Scary Prospects for 2020 Election
This month marks a rather quiet election season, with only Kentucky and Mississippi choosing governors on Nov. 5. Louisiana’s balloting follows Nov. 16.
Judging by the ongoing brouhaha leading into the pending Democratic primaries, it is only the calm before the storm.
As evidence, for three years I have hung on to the link to a story predicting what election campaign marketing will look like in 2020.
Written by Peter Diamandis, founder of the forward-looking XPRIZE Foundation, it forecasts key trends in election campaign marketing next year.
Among them are some scary prospects, beginning with the continuing explosion of social media.
In 2016, more than three-fourths of Americans had social media profiles and most of them logged onto Facebook at least once a month.
Waiting for users, says Diamandis: political campaigns’ artificial intelligence (AI) mavens stalking their every move. And, mining publicly-available data to compile an ever-increasing digital dossier on individuals.
Add to that the prospect of more “fake news” aimed at whipping unsuspecting Facebook users and others into a frenzy.
This isn’t idle speculation, given recent news stories about Russian trolls and other foreign agents posting phony stories, or links to authentic stories with a bit of inflammatory rhetoric added. Both are efforts to create hysteria among Americans.
2020 Election Subterfuge
Diamandis also foresees dramatically increased machine learning, with chatbots much improved and able to communicate with end users as if the bots were real people.
Then there’s the anticipated development of voice interfaces (Siri, Cortana, Alexa). Meaning these AI devices will be able to carry on conversations with you in such personal ways he says you’ll think they are your BFF.
Now, we have all seen those innocent-sounding claims by the tech giants that they only record your conversations for quality assurance purposes. Right.
The prospect of such intrusive spying devices being used to aid—or destroy—political candidates makes me fear what could happen come November of 2020.

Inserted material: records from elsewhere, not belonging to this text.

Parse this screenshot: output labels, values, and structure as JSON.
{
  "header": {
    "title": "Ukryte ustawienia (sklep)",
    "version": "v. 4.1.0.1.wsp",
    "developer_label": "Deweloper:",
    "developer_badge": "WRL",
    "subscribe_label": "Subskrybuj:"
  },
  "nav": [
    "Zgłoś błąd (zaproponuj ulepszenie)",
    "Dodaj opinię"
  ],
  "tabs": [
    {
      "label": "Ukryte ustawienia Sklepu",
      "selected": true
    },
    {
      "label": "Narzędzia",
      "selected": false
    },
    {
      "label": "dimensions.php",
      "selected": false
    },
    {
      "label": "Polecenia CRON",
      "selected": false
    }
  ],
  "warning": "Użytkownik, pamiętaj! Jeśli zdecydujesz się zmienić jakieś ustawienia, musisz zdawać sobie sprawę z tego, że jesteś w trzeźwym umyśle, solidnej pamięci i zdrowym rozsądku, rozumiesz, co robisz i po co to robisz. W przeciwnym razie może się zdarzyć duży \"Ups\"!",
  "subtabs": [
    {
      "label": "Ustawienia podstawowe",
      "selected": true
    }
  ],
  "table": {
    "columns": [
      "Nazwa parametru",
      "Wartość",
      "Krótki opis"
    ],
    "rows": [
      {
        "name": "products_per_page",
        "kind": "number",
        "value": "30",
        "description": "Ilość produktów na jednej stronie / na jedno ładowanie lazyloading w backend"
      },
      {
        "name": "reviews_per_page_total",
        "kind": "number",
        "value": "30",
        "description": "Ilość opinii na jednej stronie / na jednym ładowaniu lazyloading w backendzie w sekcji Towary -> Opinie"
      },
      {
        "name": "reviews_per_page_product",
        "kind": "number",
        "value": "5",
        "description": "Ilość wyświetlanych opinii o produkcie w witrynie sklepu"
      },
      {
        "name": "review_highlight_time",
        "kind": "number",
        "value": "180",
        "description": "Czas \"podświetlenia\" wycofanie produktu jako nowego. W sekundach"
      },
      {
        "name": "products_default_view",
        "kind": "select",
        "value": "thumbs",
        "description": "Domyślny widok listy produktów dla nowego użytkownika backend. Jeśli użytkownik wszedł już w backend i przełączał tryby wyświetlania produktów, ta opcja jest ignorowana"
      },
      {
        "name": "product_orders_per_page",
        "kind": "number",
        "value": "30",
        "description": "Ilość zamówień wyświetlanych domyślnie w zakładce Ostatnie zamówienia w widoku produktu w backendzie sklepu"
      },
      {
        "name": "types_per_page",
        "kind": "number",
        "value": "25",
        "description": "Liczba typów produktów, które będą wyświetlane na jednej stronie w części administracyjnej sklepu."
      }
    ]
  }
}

If you trust people grasping for power to not use every tool at their advantage in an effort to further their goals, then you have more faith in human nature than I do.
One of the most disturbing trends Diamandis mentions is digital avatars becoming photorealistic and fully programmable.
Thus, people will be able to “full manipulate photorealistic avatars of candidates to say, well . . . anything.”
By way of example, in 2016 researchers at Stanford University were able to take videos of humans and manipulate their faces to match expressions of another person in the lab.
Come 2020, the devices are likely to be so advanced it will be nearly impossible to tell the real from the fake.
President Trump seems to label anything he considers unfavorable to his agenda “fake news,” just because it’s unflattering. Not always so.
Still, with the technological developments afoot, one’s BS meter has to be awfully sensitive these days to sort out truth from fiction.
“The bottom line is that the 2020 election is going to get personal,” Diamandis writes. “Imagine candidate advertisements that are so personalized that they are scary in their accuracy and timelessness.”
Ironically, this all could mean that the best way to determine what candidates are proposing and where they stand is through old-fashioned town hall meetings.
Even then, you may want to touch the candidates to make sure they are for real. Just ask for their permission first.